Reunite with our former Executive Director and friend David Jordan – who brings to this year’s Festival his very own production, Some Poems. In our latest blog feature, we find out all about the creative journey which led to this brand-new spoken word spectacle.
Briefly introduce yourself/your company…
It’s just me! And I’m leaning on some friends with serious theatre chops to give me some direction. Big thanks to Kendra Fanconi and Mindy Parfitt for just being old pals to listen to me read through and give me some sage advice.
What is it that makes your work/company unique?
Well our company meetings are short because its just me. And we don’t rehearse, or hire actors so that keeps our overheads low.
What kind of experience do you hope audiences will have during your show?

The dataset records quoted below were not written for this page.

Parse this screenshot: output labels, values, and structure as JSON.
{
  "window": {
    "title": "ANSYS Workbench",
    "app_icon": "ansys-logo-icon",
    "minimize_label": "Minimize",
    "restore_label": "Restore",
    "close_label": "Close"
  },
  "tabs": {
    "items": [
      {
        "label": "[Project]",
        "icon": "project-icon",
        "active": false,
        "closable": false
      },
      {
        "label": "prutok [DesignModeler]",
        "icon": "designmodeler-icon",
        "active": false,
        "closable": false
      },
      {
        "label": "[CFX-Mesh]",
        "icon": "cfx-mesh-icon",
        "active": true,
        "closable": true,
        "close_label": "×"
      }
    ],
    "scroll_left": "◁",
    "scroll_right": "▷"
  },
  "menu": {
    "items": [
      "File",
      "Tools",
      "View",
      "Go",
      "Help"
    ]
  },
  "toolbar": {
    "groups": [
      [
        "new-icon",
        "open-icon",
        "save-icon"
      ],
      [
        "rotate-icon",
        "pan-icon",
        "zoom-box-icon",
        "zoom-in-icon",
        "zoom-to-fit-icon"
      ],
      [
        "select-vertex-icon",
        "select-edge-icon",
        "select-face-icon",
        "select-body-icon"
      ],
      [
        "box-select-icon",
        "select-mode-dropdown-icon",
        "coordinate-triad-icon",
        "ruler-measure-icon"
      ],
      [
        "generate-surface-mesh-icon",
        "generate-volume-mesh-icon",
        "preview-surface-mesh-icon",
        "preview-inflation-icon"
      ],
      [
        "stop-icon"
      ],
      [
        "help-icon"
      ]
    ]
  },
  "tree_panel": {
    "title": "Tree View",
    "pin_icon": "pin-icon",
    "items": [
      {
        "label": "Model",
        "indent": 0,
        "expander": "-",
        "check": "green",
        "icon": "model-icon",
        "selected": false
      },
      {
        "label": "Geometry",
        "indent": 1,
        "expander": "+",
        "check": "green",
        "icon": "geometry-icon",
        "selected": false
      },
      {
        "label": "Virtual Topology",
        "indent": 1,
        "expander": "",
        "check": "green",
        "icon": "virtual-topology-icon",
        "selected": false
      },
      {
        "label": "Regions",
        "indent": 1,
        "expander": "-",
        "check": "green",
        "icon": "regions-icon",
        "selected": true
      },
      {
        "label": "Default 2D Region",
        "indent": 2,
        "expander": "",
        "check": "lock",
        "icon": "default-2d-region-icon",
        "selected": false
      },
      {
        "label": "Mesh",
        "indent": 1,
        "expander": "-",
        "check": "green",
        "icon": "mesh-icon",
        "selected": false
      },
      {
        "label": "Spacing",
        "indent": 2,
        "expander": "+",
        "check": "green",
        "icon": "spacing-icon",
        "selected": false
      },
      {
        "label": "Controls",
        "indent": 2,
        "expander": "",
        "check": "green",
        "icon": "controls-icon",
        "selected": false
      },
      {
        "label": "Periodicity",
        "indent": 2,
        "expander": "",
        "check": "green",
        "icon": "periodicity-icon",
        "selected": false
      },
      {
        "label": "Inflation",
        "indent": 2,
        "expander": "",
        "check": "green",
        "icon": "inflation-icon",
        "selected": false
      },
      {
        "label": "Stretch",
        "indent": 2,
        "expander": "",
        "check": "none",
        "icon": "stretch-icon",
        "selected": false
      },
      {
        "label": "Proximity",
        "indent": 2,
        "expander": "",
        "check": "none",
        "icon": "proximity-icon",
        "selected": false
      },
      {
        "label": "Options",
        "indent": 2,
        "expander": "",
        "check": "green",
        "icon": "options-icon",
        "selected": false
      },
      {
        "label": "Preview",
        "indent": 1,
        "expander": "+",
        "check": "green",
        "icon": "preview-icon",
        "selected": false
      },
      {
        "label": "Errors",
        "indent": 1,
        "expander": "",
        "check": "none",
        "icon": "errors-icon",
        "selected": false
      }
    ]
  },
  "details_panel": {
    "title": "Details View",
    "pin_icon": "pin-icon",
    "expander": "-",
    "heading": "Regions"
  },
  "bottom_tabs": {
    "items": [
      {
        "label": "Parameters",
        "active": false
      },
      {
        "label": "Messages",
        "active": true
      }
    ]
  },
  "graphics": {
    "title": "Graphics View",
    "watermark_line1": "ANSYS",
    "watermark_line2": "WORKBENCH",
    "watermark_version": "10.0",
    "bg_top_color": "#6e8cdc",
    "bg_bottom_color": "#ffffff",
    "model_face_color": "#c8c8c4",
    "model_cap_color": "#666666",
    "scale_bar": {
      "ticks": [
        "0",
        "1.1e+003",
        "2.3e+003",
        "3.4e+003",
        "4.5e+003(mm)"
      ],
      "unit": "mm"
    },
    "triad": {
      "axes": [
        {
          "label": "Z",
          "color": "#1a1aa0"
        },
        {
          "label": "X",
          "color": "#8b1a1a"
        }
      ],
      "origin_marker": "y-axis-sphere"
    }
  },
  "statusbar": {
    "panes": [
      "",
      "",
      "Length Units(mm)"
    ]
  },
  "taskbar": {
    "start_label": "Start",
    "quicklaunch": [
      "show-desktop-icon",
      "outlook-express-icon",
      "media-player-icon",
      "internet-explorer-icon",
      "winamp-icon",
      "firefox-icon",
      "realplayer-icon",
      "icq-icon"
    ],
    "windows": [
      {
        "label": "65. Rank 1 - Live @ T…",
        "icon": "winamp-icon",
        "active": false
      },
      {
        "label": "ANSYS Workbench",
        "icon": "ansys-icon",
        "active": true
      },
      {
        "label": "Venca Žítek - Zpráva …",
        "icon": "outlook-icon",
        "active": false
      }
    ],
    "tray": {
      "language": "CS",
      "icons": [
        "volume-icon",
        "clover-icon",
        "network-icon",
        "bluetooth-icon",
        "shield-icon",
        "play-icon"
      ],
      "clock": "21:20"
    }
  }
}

I always hope that with every poem people will go on the journey of the poem. I tend to think of each poem as it’s own little play with super condensed characters, plots and conflict. And sometimes I get kind of meta about the poems and that’s just a fun way of reaching out to the audience and saying “hey, you are in this poem too!” I think because I started out as an actor and director, the shared experience of a performance is just as important as people reading my work.
Without spoilers, tell us what you think audiences will remember most about your show?
A show like a poem is all a set up for the last line I’d say. So I hope the ending of the show is satisfying. But there is also an EPIC poem in the middle, so that will probably be memorable for some. There’s a dozen or so poems in the show and I think everyone responds to different imagery. You never know what lines or images will hit home for people. There’s a lot about my dad or dads in general in the show, so that’ll probably land for lots of people. And if not, I’ve thrown some wild imagery in like lighting churches on fire, people struck by lightning, breastmilk squirting in a curmudgeon’s face, stacks of Johnny Cash records on fire, hitting a deer at highway speed. I really try and keep my poetry lively so that no one nods off…
What do you think is the best thing about the Fringe?
The warmness of the audiences. This show is really a bit of homecoming for me. I didn’t want to hover around after I left my role as executive director. And then COVID, and so it’s been four years since I have really been involved. And this is such a great way to come back. I just know people will be supportive even though no one knows my work and I am a total Fringe rookie! Where else can an artist feel that kind of community?
What is the most important thing you hope audiences will take away from your show?
An insatiable desire to read poetry aloud to their loved ones.